▶ **Exercise prompt**
Copy every line in the records below that contains the word "taken".

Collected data

########

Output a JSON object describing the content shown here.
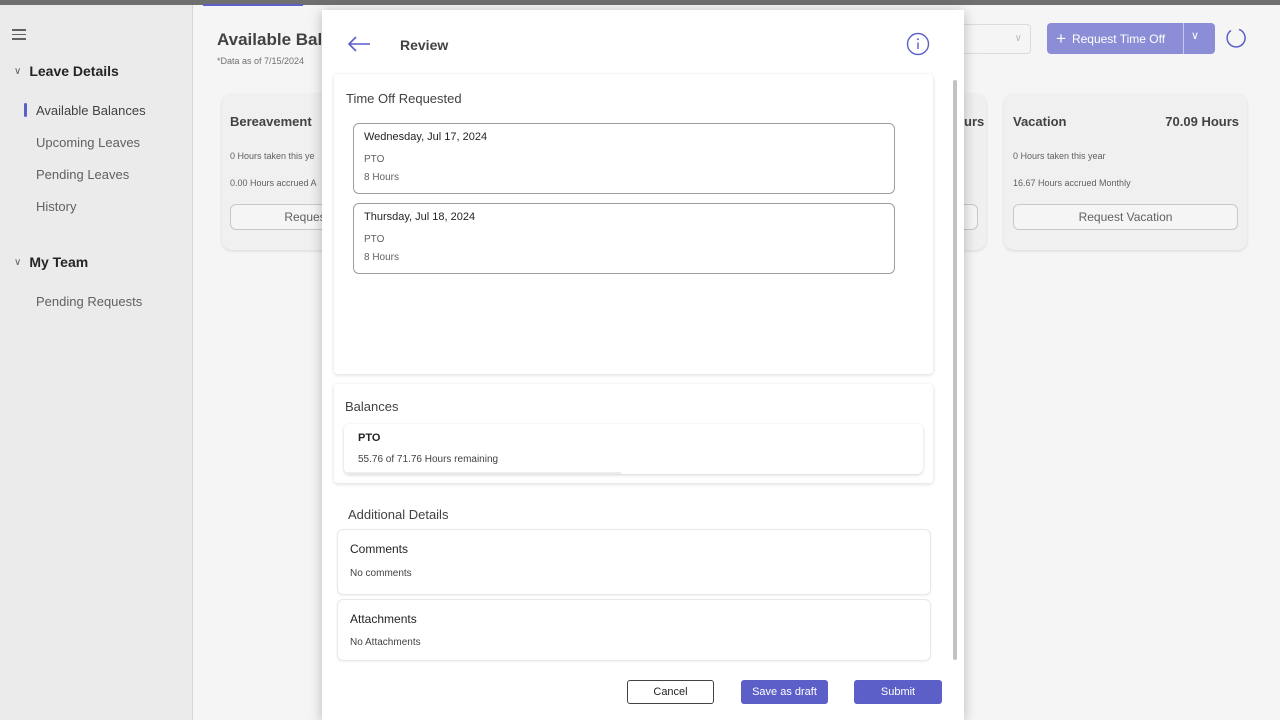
{
  "sidebar": {
    "groups": [
      {
        "label": "Leave Details",
        "items": [
          "Available Balances",
          "Upcoming Leaves",
          "Pending Leaves",
          "History"
        ]
      },
      {
        "label": "My Team",
        "items": [
          "Pending Requests"
        ]
      }
    ]
  },
  "main": {
    "title": "Available Bala",
    "subtitle": "*Data as of 7/15/2024",
    "request_button": "Request Time Off",
    "cards": [
      {
        "title": "Bereavement",
        "line1": "0 Hours taken this ye",
        "line2": "0.00 Hours accrued A",
        "button": "Reques"
      },
      {
        "title_fragment": "urs"
      },
      {
        "title": "Vacation",
        "hours": "70.09 Hours",
        "line1": "0 Hours taken this year",
        "line2": "16.67 Hours accrued Monthly",
        "button": "Request Vacation"
      }
    ]
  },
  "modal": {
    "title": "Review",
    "time_off": {
      "title": "Time Off Requested",
      "days": [
        {
          "date": "Wednesday, Jul 17, 2024",
          "type": "PTO",
          "hours": "8 Hours"
        },
        {
          "date": "Thursday, Jul 18, 2024",
          "type": "PTO",
          "hours": "8 Hours"
        }
      ]
    },
    "balances": {
      "title": "Balances",
      "name": "PTO",
      "remaining": "55.76 of 71.76 Hours remaining"
    },
    "additional": {
      "title": "Additional Details",
      "comments_label": "Comments",
      "comments_value": "No comments",
      "attachments_label": "Attachments",
      "attachments_value": "No Attachments"
    },
    "buttons": {
      "cancel": "Cancel",
      "draft": "Save as draft",
      "submit": "Submit"
    }
  },
  "colors": {
    "accent": "#5b5fc7",
    "accent_disabled": "#8b8ed6"
  }
}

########

▶ **Problem solution**
        "line1": "0 Hours taken this ye",
        "line1": "0 Hours taken this year",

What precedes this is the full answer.